Matthew C, I recommend to you the rest of that sentence, along with the link therein. I think a great many Westerners would be comfortable taking the position "the Abrahamic God is a myth" as a statement of atheism, even if one went on to offer the possibility of some other First Cause. See the old saw about atheists' just believing in one god fewer than theists. Without brawling about definitions, one might note weak atheism ("there is no reason to believe in the existence of a deity") and strong atheism ("there is reason to believe in the non-existence of a deity").

Unknown, are the three prongs of the Simulation Argument equally likely? It is a sobering moment when you realize that taking the Simulation Argument seriously means giving a fairly high p to some form of intelligent design. I will differ with US's contention that it would explain nothing; I take from Eliezer's story the notion of us as the AI that gets out of the box, but also there are so many philosophical and theological questions that have intuitive answers if you view the universe as a big version of The Sims with a bored, not terribly empathic player.

Expand full comment

"The argument that Eliezer has written up in Einstein's Arrogance is relevant here." Probably somewhat less than you think. It's true that if you calculated a probability based on all of your evidence, it would usually be something extreme one way or the other. But the fact is that you don't calculate a probability, and when you feel "very certain", you don't have a distinct criterion that distinguishes between cases when you have a lot of evidence, and cases when you are just very biased. Because you can't distinguish these cases, you can't give a calibrated estimate which is nearly as extreme as a calculated probability would imply. And generally, Tyler is right; if you're talking about significantly disputed questions, you will rarely be able to give a calibrated estimate of better than 95%, even though you might often have much more evidence than that. For at least in one case in 20, you will simply be so biased that you believe that you have a lot of evidence, even though you actually have a lot of contrary evidence.

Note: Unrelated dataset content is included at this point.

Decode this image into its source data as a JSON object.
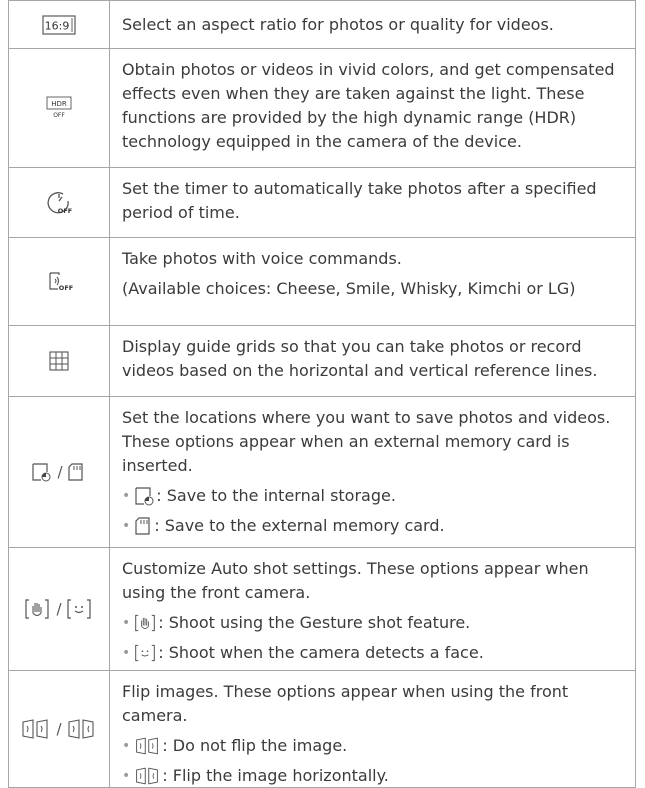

Expand full comment

Gunther, do you believe it is the case that for MOST PEOPLE, "if you find yourself disagreeing with 95% of people on a subject, this is probably because you are familiar with often very counter-intuitive results of a highly specialized field - and the information has not gone public yet"? In other words, for most people who disagree with 95% of people on a subject, it is for this reason? I would be skeptical, because I imagine there are many people out there with unusual beliefs.

Or were your comments only supposed to apply to scientists, or to scientific issues? Even then I would find your proposition a little hard to accept. Certainly there are cases where it is true, but wouldn't they be rare and not last long?

I do agree that we are largely "evolved to agree", but we are also evolved to make a show of disagreeing, fluffing our feathers and showing off our fine intellectual plumage.

Expand full comment

The argument that Eliezer has written up in Einstein's Arrogance is relevant here. It is very improbable that the amount of evidence that people obtain for compex beliefs is just right to keep the probability around 50%. Much more likely, it is off the scale for the most such beliefs, in one or another direction. Mostly, only beliefs for which there is little evidence (I have no idea what weather is in New York right now) and few possible alternatives (coin toss) remain within 5%-95%. The problem is in systematic errors which add separate influence that can eat up all of the evidence and skyrocket the belief, probably in the wrong direction, but it doesn't apply everywhere. The problem with this particular excerpt is that Tyler emphasizes exactly such cases where bias strives.

Expand full comment